KEI, No Chain, and Woorihana present: Defector Panel on North Korea Freedom   and Human Rights     Tuesday, May 2, 2017 12:00 p.m. - 1:30 p.m. KEI Conference Facility  1800 K St NW | Suite 1010   Last fall, North Korean human rights organizations led by No Chain hosted the Biit Film Festival in Washington, DC. "Biit" is the Korean word for light, symbolizing the need to shed light on the North Korean situation by increasing the flow of information into the DPRK as well as increasing awareness about the abuses North Koreans suffer under the Kim Jong-un regime. With that theme in mind, No Chain and Woorihana have brought this group of three North Korean defectors to Washington, DC to share their stories and raise awareness of the human rights situation in North Korea. Please join KEI, No Chain and Woorihana for a discussion of how outside information affected the lives of the three panelists, and how the voices of defectors can be amplified to help people better understand the North Korean human rights situation.    

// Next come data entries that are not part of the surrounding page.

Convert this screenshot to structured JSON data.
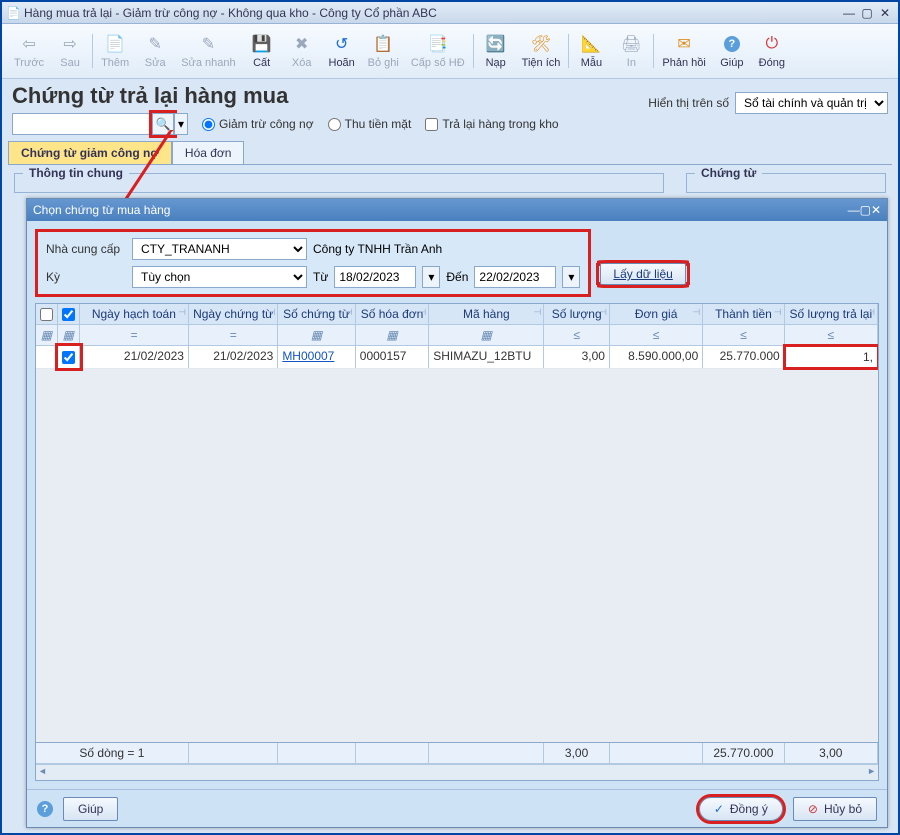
{
  "window": {
    "title": "Hàng mua trả lại - Giảm trừ công nợ - Không qua kho - Công ty Cổ phần ABC"
  },
  "toolbar": {
    "prev": "Trước",
    "next": "Sau",
    "add": "Thêm",
    "edit": "Sửa",
    "quick_edit": "Sửa nhanh",
    "cut": "Cất",
    "del": "Xóa",
    "undo": "Hoãn",
    "unpost": "Bỏ ghi",
    "assign_no": "Cấp số HĐ",
    "load": "Nạp",
    "utils": "Tiện ích",
    "template": "Mẫu",
    "print": "In",
    "feedback": "Phản hồi",
    "help": "Giúp",
    "close": "Đóng"
  },
  "page": {
    "title": "Chứng từ trả lại hàng mua"
  },
  "display_on": {
    "label": "Hiển thị trên số",
    "selected": "Sổ tài chính và quản trị"
  },
  "search": {
    "placeholder": ""
  },
  "options": {
    "giam_tru": "Giảm trừ công nợ",
    "thu_tien_mat": "Thu tiền mặt",
    "tra_lai_kho": "Trả lại hàng trong kho"
  },
  "tabs": {
    "ct": "Chứng từ giảm công nợ",
    "hd": "Hóa đơn"
  },
  "groups": {
    "info": "Thông tin chung",
    "voucher": "Chứng từ"
  },
  "dialog": {
    "title": "Chọn chứng từ mua hàng",
    "supplier_label": "Nhà cung cấp",
    "supplier_code": "CTY_TRANANH",
    "supplier_name": "Công ty TNHH Trần Anh",
    "period_label": "Kỳ",
    "period_value": "Tùy chọn",
    "from_label": "Từ",
    "from_date": "18/02/2023",
    "to_label": "Đến",
    "to_date": "22/02/2023",
    "fetch": "Lấy dữ liệu",
    "help_label": "Giúp",
    "ok": "Đồng ý",
    "cancel": "Hủy bỏ"
  },
  "grid": {
    "headers": {
      "chk": "",
      "post_date": "Ngày hạch toán",
      "doc_date": "Ngày chứng từ",
      "doc_no": "Số chứng từ",
      "inv_no": "Số hóa đơn",
      "item": "Mã hàng",
      "qty": "Số lượng",
      "price": "Đơn giá",
      "amount": "Thành tiền",
      "ret_qty": "Số lượng trả lại"
    },
    "op_eq": "=",
    "op_le": "≤",
    "row": {
      "post_date": "21/02/2023",
      "doc_date": "21/02/2023",
      "doc_no": "MH00007",
      "inv_no": "0000157",
      "item": "SHIMAZU_12BTU",
      "qty": "3,00",
      "price": "8.590.000,00",
      "amount": "25.770.000",
      "ret_qty": "1,"
    },
    "sum_label": "Số dòng = 1",
    "sum": {
      "qty": "3,00",
      "amount": "25.770.000",
      "ret_qty": "3,00"
    }
  }
}
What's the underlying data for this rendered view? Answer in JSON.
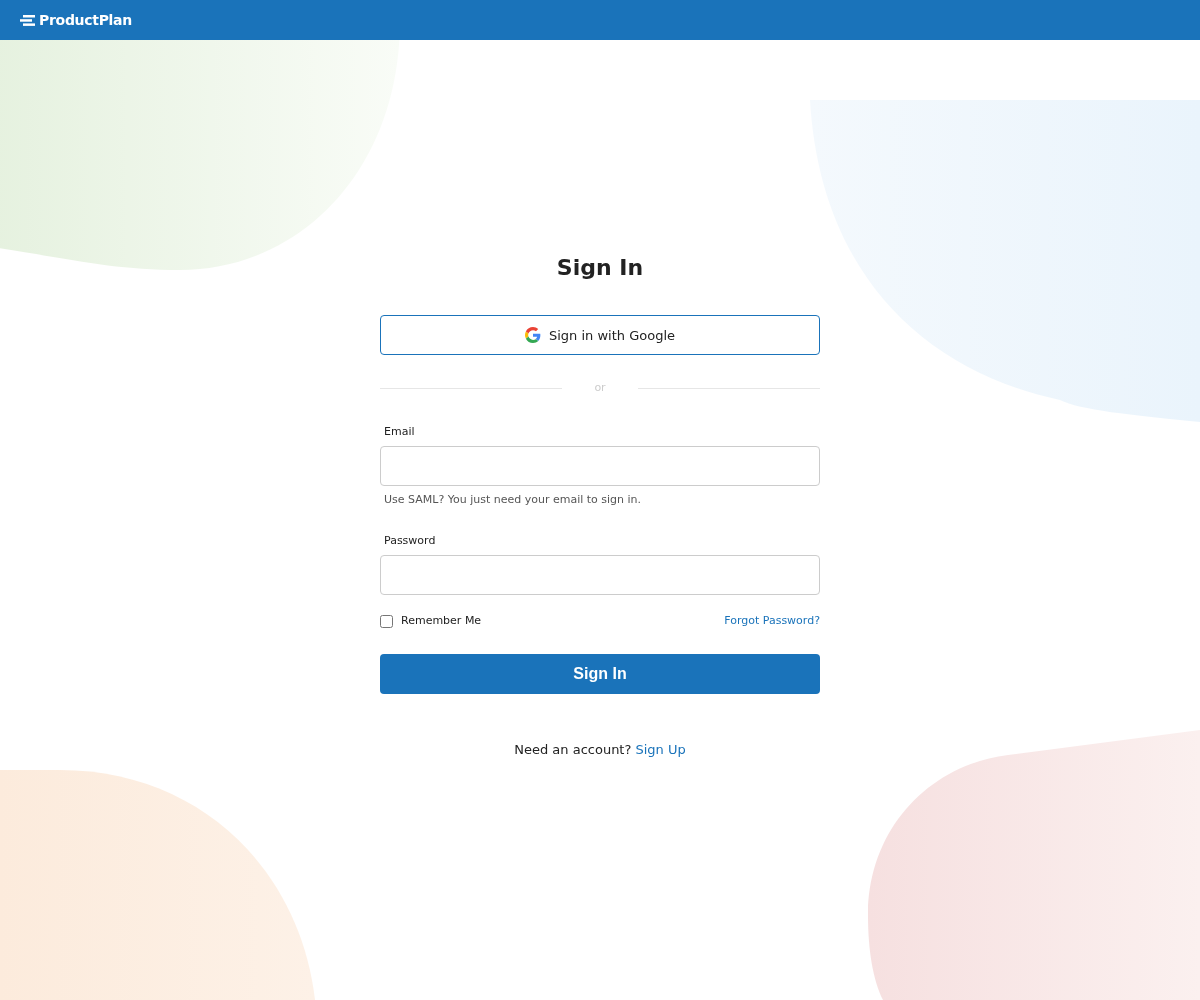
{
  "header": {
    "logo": "ProductPlan"
  },
  "title": "Sign In",
  "google_button": "Sign in with Google",
  "divider": "or",
  "fields": [
    {
      "label": "Email",
      "hint": "Use SAML? You just need your email to sign in."
    },
    {
      "label": "Password"
    }
  ],
  "remember_me": {
    "label": "Remember Me",
    "checked": false
  },
  "forgot_link": "Forgot Password?",
  "submit_button": "Sign In",
  "signup": {
    "text": "Need an account?",
    "link": "Sign Up"
  }
}
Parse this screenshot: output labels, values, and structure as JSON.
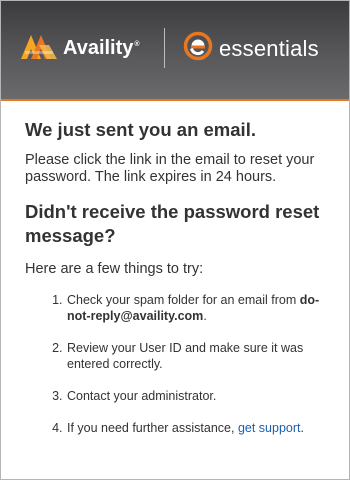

May 2, 2017
The Korea Economic Institute of America's Academic Paper Series presents     Leadership Transitions and National Identity in U.S.-South Korea-Japan Trilateral Relations   Thursday, April 27, 2017 12:00 p.m. - 1:30 p.m. KEI Conference Facility  1800 K St NW | Suite 1010   In the face of an evolving threat from North Korea, strengthening U.S.-South Korea-Japan trilateral relations is of increasingly greater importance. Yet, there are many challenges on the road ahead. The trilateral relationship must overcome uncertainty from leadership transitions in the U.S. and South Korea as well as the reemergence of national identity issues. Shinzo Abe and Donald Trump have established an early rapport, though it is still unclear how relations between South Korea and the United States and Japan will develop once the new administration is in place in Seoul. Please join KEI for a discussion with Brad Glosserman and Scott Snyder on recent developments and upcoming events in trilateral relations as well as strategies to advance cooperation.
April 27, 2017
KEI Vice President Mark Tokola spoke at the National Foreign Affairs Training Center on April 21 to a group of 30 Foreign Service Officers who are preparing for assignments in South Korea, Japan, China, and Mongolia.
April 21, 2017
Please scroll down to view the full video of this event.   Addressing Continuity in South Korean Foreign Policy   Thursday, April 20, 2017 12:00 p.m. - 1:30 p.m. KEI Conference Facility  1800 K St NW | Suite 1010   The upcoming presidential election in Korea on May 9th will place many key issues under the microscope. One meriting serious consideration that has featured less prominently in the political discourse is continuity in foreign policy. Korean policy-making processes empower each president to make their own mark on Korea’s foreign outreach, and simultaneously make it difficult to maintain initiatives from the previous administration. Constitutional reform is one of several changes that could help lessen the impact of leadership transitions on international priorities. KEI invites you to join us and Dr. Jeffrey Robertson for a discussion on why Korean foreign policy continuity should be strengthened and potential avenues for reform.  
April 20, 2017
This event will be livestreamed beginning at 12 pm EST. Please click here to view the video.   U.S.-Korea Economic Relations Under New Management   The winner of the Korean presidential election on May 9 will assume office only a few months after President Donald Trump’s inauguration. With new leaders in the U.S. and Korea come new opportunities and issues to be worked through. The incoming president in Korea will be faced with mounting economic problems at home and will also need to address trade concerns raised by President Trump. While political transitions in both countries have a resulted in a degree of uncertainty for now, what should we expect in the economic relationship moving forward? KEI cordially invites you to join us for a panel of distinguished experts to discuss the influence of the leadership transitions in the U.S. and Korea on bilateral economic ties, as well as implications for regional economic integration.  
April 13, 2017